For those with modest commutes, most EVs offer sufficient range. But for those who undertake longer journeys, needing to recharge regularly may be less convenient.



EV charging levels and range

Needing to re-charge your EV will arguably matter less if it can be done quickly. Right now, there are three main types of charging level: 1, 2 and 3. Level 1 120-volt chargers deliver just 2-5 miles of range per hour; while Level 2 240-volt chargers give up 20 miles of range per hour. But the future lies with Level 3 and beyond; these 480-volt DC chargers can deliver 60-80 miles of range in just 20 minutes. That means in the time it takes to grab a coffee at a service station, your EV should have enough juice to continue your journey.

In short, as charging systems get faster and more convenient, range constraints will become less problematic.

The same is true for those who can charge their EV at home in the evening; plugging in will become routine.

 

Charging an electric car

 

How to improve your EV's range?

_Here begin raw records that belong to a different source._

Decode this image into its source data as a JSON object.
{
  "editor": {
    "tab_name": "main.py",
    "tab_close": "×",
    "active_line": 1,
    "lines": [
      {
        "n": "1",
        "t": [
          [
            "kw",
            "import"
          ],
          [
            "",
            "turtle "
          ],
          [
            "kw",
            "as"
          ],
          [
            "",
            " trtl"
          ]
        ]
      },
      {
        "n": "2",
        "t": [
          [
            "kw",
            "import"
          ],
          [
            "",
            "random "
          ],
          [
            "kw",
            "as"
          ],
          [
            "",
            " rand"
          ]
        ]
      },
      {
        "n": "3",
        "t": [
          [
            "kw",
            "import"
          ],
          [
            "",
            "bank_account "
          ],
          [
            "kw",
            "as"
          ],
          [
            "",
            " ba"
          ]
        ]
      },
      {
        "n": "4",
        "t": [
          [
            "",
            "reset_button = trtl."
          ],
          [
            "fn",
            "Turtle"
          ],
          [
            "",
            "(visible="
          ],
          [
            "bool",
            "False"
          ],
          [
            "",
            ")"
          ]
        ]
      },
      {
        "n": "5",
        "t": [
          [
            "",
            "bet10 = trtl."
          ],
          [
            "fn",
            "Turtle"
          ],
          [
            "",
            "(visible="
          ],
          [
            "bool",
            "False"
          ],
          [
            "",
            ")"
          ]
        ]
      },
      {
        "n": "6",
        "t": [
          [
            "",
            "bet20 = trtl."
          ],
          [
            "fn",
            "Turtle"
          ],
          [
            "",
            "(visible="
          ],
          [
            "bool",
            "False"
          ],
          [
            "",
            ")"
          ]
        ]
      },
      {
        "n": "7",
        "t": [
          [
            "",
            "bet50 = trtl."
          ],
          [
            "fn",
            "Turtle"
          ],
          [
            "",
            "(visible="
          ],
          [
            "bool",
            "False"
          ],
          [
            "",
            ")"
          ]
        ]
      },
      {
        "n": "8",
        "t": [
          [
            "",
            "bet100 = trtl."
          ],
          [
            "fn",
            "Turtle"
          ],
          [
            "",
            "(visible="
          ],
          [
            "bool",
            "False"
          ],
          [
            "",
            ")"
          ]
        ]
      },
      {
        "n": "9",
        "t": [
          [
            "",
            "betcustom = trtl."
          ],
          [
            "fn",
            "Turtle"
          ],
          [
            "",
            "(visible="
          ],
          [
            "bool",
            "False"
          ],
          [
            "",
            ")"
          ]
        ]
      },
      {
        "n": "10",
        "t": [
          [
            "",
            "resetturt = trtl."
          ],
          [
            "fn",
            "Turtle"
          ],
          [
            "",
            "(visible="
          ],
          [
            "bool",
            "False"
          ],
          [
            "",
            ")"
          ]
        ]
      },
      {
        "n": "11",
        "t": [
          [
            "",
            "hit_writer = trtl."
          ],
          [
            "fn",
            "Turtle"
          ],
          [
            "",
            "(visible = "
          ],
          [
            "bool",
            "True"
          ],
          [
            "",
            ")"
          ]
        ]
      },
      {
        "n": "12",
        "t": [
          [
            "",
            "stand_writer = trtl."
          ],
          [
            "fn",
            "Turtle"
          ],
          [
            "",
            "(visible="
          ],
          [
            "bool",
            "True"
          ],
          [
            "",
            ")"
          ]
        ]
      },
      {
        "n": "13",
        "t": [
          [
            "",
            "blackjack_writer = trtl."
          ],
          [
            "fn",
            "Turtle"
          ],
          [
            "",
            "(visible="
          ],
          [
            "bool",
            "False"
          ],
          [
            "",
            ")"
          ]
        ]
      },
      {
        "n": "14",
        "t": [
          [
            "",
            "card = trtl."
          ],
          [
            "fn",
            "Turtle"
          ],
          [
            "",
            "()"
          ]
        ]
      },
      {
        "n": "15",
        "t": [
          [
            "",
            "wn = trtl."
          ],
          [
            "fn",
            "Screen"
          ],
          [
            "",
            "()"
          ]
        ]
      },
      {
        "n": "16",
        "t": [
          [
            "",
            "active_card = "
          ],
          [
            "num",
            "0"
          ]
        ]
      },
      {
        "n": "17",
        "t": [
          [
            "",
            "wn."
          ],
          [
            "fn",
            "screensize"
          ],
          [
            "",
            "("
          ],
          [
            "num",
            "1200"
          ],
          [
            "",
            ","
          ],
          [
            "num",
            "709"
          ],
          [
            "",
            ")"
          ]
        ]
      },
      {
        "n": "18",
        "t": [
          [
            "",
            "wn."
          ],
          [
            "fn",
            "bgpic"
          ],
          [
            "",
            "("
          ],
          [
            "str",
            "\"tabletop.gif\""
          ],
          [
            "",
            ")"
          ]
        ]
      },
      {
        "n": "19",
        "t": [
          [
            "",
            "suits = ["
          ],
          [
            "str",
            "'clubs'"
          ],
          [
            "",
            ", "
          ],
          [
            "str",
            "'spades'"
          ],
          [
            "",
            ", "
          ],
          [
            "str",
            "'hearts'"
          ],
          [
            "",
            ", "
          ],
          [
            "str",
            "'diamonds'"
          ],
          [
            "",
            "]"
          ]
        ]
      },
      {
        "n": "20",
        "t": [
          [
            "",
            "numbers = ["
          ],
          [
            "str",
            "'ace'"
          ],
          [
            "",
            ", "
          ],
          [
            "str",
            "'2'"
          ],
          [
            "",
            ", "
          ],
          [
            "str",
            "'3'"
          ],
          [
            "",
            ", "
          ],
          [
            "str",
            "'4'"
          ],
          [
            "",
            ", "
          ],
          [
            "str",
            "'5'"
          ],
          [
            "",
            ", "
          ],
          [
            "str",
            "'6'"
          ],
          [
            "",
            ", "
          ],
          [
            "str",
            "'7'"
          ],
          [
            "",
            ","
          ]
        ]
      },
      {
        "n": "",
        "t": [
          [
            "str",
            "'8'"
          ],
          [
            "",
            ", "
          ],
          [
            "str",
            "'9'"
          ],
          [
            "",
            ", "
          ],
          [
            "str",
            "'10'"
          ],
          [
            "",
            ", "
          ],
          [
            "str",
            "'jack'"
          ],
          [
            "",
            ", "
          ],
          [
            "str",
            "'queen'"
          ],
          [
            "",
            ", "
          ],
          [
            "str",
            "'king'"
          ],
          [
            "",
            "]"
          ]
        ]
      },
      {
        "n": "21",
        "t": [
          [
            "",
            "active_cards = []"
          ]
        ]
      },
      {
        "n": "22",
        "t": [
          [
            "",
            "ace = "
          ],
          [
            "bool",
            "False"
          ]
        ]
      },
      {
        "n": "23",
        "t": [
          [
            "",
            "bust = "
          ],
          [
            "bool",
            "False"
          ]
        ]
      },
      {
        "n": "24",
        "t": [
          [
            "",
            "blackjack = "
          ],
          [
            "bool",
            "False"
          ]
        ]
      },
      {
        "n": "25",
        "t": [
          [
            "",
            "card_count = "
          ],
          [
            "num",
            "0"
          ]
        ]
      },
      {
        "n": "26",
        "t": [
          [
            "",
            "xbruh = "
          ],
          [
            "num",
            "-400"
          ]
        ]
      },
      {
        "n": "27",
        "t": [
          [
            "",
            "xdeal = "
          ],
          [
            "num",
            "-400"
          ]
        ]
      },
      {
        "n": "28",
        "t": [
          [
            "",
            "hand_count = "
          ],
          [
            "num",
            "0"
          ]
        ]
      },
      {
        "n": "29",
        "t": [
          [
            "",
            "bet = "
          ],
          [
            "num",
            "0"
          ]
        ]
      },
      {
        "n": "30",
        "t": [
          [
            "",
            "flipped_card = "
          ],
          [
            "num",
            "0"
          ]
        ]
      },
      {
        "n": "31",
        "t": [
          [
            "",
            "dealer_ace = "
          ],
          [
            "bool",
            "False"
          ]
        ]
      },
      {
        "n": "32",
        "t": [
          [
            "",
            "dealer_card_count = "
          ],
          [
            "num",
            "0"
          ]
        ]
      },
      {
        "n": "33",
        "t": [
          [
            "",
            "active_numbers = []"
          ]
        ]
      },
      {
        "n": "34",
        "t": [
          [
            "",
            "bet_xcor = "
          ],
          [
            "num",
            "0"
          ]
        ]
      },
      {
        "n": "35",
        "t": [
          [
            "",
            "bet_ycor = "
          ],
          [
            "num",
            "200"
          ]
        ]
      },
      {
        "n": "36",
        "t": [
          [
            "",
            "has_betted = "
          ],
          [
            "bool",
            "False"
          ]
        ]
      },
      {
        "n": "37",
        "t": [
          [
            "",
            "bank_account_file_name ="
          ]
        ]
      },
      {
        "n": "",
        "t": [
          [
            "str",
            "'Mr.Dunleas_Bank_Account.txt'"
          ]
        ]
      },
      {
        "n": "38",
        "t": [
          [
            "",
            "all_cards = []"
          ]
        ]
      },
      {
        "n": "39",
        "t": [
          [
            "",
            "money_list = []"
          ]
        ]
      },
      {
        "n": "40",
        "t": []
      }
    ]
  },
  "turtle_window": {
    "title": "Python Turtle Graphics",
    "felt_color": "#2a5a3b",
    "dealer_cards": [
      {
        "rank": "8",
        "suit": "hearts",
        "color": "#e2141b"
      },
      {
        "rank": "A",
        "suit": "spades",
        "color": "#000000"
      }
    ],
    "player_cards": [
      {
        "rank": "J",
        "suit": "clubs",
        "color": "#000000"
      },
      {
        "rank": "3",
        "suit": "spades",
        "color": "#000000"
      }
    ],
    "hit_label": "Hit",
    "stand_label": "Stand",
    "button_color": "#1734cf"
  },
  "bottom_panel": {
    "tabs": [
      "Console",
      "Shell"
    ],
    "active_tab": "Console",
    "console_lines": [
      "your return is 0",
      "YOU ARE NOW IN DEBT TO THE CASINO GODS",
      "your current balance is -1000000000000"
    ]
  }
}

With careful driving and good maintenance, you can ensure you get optimal range from your EV.

 

  • Drive under 60mph - the US Department of Energy states you'll use 14% less energy by reducing your speed by 10%.
  • Take an energy-saving route - opting for B-roads rather than motorways will help you keep your speed down and save electricity.
  • Drive smoothly - take it easy when accelerating, or your battery will drain faster.
  • Optimise regenerative braking - use your EV’s energy-recovering regenerative braking function at its maximum setting.
  • Ensure tyres are optimally inflated - improperly-pumped tyres lead to excessive energy consumption, and premature tyre wear.
  • Lay off the heating and AC - excessive use of these will drain your battery quicker.
  • Remove any unnecessary weight - as with fuel-cars, the lighter your EV, the lower the energy consumption.
  • Start your journeys with a full battery - time your re-charge so that your battery is fully topped-up by the time you're ready to go. If you unplug your car ahead of time, it will lose a few miles of range as it self-discharges.